=== Begin Enclosure ===
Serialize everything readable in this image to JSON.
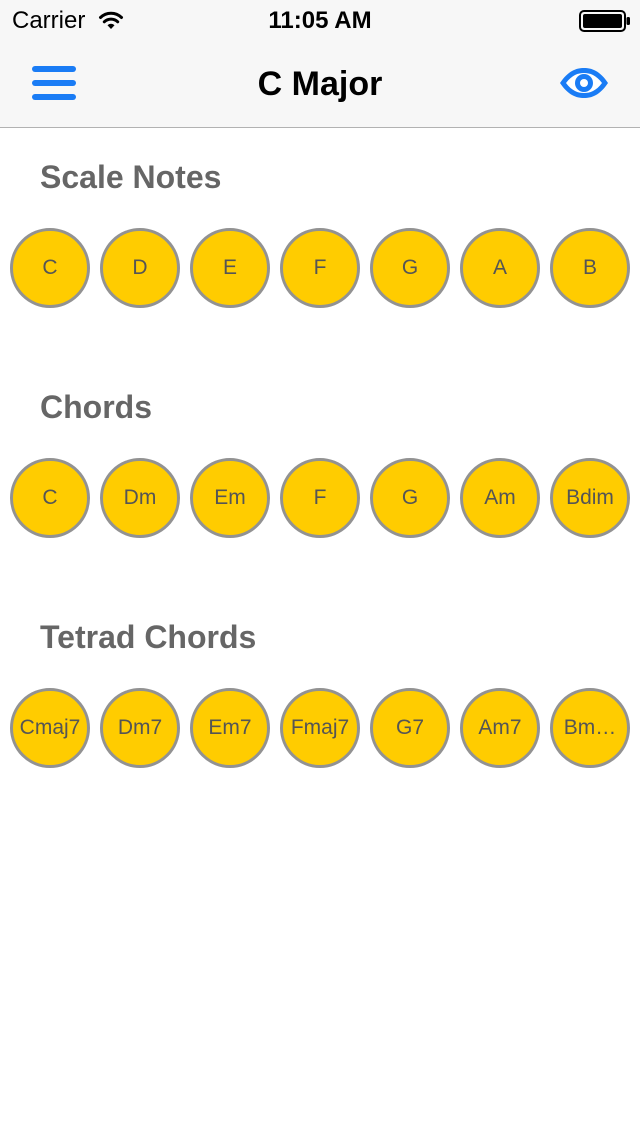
{
  "status_bar": {
    "carrier": "Carrier",
    "time": "11:05 AM"
  },
  "nav": {
    "title": "C Major",
    "menu_icon": "hamburger-menu-icon",
    "eye_icon": "eye-icon"
  },
  "colors": {
    "accent": "#1a7cf5",
    "circle_fill": "#ffcc00",
    "circle_border": "#929292",
    "section_title": "#666666"
  },
  "sections": [
    {
      "title": "Scale Notes",
      "items": [
        "C",
        "D",
        "E",
        "F",
        "G",
        "A",
        "B"
      ]
    },
    {
      "title": "Chords",
      "items": [
        "C",
        "Dm",
        "Em",
        "F",
        "G",
        "Am",
        "Bdim"
      ]
    },
    {
      "title": "Tetrad Chords",
      "items": [
        "Cmaj7",
        "Dm7",
        "Em7",
        "Fmaj7",
        "G7",
        "Am7",
        "Bm…"
      ]
    }
  ]
}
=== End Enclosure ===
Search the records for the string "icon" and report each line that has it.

    "menu_icon": "hamburger-menu-icon",
    "eye_icon": "eye-icon"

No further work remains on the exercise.